Again had reason triumphed over the natural, instinctive suggestions of his human nature. Again had he refused to employ the power with which he had been invested, outside the limits of its legitimate domain. Again had he taught a lesson to humanity by illustrating the normal relations between the objective and subjective faculties, - between reason and instinct. In his rejection of the last temptation he did more, - he exhibited his entire devotion to the objects of his spiritual mission. He had come into the world, taking upon himself the yoke and burden of common humanity. He was circumscribed by the limitations of its laws, municipal, ecclesiastical, and natural. He willingly obeyed them all. His lot was cast among a poor and humble people. He must mingle familiarly with them if he would impress them with the grand and awful simplicity of his philosophy. If he placed himself above the laws of the land, he would be proscribed. If he transcended or violated the laws of nature, his example would be lost to common humanity.

If he sought the worldly wealth and secular power which was within his grasp, he would be feared, but not loved, by the people whose destiny it was to be the first recipients of his teachings, the beneficiaries of his power, the witnesses of his example, the recorders of his testament.

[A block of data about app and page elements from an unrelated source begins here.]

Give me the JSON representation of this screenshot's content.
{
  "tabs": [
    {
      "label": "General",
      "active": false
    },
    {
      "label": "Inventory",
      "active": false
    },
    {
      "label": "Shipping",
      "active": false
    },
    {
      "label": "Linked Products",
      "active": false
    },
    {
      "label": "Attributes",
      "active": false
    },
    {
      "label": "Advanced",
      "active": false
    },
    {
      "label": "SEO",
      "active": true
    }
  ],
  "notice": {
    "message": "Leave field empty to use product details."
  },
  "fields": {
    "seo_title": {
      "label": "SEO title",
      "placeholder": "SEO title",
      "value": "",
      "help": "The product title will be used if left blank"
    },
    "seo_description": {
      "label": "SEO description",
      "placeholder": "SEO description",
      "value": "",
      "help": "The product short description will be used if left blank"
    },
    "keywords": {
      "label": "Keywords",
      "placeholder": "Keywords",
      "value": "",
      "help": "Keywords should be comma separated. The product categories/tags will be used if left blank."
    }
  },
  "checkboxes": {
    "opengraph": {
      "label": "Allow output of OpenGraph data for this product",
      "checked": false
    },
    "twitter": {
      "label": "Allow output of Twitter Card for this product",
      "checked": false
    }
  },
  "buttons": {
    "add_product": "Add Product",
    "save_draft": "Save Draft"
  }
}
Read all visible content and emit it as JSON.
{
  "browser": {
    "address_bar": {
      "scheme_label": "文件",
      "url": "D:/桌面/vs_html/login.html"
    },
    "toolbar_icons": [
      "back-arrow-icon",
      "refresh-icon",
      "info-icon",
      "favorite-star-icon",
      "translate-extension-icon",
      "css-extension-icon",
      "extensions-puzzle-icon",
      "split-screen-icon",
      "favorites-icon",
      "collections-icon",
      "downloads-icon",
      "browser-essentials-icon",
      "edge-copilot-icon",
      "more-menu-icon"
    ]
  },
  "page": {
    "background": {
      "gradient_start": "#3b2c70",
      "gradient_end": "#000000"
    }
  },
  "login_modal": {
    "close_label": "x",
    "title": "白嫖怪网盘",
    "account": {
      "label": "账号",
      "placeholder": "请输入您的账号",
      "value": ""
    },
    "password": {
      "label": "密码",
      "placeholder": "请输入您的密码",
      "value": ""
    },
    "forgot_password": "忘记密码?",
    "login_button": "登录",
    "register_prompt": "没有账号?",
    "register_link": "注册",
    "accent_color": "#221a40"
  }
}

This digression from the main point of our present argument seemed necessary in order to show how perfectly the subjective mind of Jesus was under the control of his objective reason. Besides, there is no one act of his life that more clearly discloses his perfect knowledge of the laws which pertain to the normal exercise of subjective power, and his firm determination never to exercise that power outside of its legitimate domain, or for purposes of private advantage or emolument, than his rejection of the three temptations. That these principles actuated him is shown by his every act and word. That he taught them in their purity to his apostles is shown in the indignant reply of Peter to Simon the sorcerer, who offered a money consideration to Peter to purchase the secret of his power. Knowing that Simon was a professional magician, and suspecting that he desired only to add to his repertoire of stock exhibitions of occult powers, the apostle rebuked him in these memorable words: -

"Thy money perish with thee, because thou hast thought that the gift of God may be purchased with money. Thou hast neither part nor lot in this matter: for thy heart is not right in the sight of God."1

I now recur to the main question under discussion: How did Jesus obtain the scientifically accurate and exclusive knowledge of the laws pertaining to the exercise of subjective power, of which every act and word of his demonstrates his possession?

The ready and easy answer of unreasoning faith is, "Miracle." But is it necessary in this case to invoke the aid of such an explanation? Clearly not. Without entering upon the discussion of the vexed question of the possible existence of the power to work a miracle, it must be held as a self-evident proposition that we should never convert an event into a miracle when there is a satisfactory explanation within the known laws of nature.

In this case the necessity does not exist to presuppose a miraculous intervention of Divine power, since God has given to every human soul the inherent power, under certain conditions, to perceive and comprehend the fixed laws of nature. What those conditions are, we may never know. That they exist, the events within common knowledge amply demonstrate. That they are exceptional, goes without saying. No one man has ever been able to perceive all the laws during his objective existence. One perceives the law of numbers, another that of the harmony of sounds, another that of the harmony of colors, and so on.

Jesus Christ perceived spiritual law.

That his intuitions were scientifically exact, so far as they pertained to the subject of his physical manifestations in healing the sick, is amply demonstrated by comparison of what he did and said with the discoveries of modern science within this, the last quarter of the nineteenth century.

1 Acts viii. 20, 21.

I have purposely refrained from commenting on the accounts of his physical manifestations other than those of healing the sick, for the reason that science in the Western world as yet furnishes little or no data for comparison. I cannot refrain, however, from calling the attention of the reader to the fact that a few years ago sceptics were just as incredulous regarding the biblical accounts of Christ's healing the sick as they still are regarding his feeding of the multitude on the five loaves and the two fishes. It must be remembered that experimental knowledge of the occult sciences is still in its infancy in the Western world, and that what is regarded as a miracle to-day may be known to be a scientific fact to-morrow. In the mean time enough is known to the scientific world to-day to demonstrate the essential truth of the physical history of Jesus of Nazareth. It remains to show what light the scientific discoveries of the nineteenth century shed upon his spiritual philosophy.